But a series of financial problems killed the label in the mid-1970s. Since then, the master tapes have fallen into the hands of California-based Concord Records which recently reactivated the Stax name.

Meantime, Chicago's Black Ensemble Theater decided to pay homage to the era of Stax and the music with their new production Memphis Soul: The Story of Stax Records.

Eight Forty-Eight's Richard Steele recently sat down with the theater's founder Jackie Taylor, who's also the director and producer of the show, and musical director Jimmy Tillman.

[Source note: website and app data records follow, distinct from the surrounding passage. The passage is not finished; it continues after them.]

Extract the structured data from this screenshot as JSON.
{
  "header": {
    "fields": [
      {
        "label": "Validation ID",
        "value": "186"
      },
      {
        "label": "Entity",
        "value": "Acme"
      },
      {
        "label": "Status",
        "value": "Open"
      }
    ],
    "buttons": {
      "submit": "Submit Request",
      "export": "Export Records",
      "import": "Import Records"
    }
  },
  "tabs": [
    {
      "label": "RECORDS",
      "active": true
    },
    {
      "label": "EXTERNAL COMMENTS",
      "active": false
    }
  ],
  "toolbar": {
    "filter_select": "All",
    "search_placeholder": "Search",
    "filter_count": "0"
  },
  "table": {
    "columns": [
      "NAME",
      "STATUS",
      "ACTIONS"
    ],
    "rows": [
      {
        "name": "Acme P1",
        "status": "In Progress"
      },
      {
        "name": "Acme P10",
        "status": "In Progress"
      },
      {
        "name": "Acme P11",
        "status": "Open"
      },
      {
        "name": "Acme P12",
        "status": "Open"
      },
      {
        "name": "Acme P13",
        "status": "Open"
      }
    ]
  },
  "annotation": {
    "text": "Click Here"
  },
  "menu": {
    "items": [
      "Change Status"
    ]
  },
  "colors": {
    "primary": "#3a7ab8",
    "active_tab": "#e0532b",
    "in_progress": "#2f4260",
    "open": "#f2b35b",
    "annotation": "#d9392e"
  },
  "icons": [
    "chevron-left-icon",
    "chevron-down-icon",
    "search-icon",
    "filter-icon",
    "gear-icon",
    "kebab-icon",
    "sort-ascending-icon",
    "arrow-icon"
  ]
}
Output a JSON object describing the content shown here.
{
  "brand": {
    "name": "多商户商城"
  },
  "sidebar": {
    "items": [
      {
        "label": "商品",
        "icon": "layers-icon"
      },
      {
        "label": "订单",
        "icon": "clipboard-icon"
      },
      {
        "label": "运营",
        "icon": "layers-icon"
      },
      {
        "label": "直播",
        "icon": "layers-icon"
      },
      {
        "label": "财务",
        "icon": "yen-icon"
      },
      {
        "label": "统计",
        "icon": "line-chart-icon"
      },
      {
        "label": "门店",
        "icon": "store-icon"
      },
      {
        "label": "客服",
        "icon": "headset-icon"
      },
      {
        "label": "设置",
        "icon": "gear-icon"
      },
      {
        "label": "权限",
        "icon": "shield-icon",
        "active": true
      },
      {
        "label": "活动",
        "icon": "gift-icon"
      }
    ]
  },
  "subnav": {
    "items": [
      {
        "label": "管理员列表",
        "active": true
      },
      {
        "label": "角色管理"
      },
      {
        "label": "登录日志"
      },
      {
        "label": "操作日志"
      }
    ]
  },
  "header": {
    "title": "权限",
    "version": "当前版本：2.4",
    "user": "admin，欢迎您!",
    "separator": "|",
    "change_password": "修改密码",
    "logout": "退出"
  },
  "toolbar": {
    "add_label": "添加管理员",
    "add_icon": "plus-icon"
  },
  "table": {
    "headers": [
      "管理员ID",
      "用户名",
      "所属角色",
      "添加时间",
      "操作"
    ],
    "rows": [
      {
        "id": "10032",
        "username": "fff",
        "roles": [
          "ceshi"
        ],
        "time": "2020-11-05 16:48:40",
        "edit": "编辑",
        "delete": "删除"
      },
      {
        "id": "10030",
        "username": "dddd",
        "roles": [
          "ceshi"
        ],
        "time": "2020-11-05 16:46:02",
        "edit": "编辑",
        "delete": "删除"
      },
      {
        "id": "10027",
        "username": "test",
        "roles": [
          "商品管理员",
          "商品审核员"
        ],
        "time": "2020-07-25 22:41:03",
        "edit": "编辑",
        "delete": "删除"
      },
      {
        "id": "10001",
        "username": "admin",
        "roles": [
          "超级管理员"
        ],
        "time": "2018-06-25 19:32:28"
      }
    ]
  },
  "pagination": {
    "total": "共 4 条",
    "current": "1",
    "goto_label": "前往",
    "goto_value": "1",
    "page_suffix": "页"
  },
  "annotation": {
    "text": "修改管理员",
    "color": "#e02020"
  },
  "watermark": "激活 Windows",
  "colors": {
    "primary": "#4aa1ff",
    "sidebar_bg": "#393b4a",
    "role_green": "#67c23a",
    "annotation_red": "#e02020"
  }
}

Tillman says it was Stax's house rhythm section, known as Booker T and the MG's, that really helped define the Memphis Soul sound.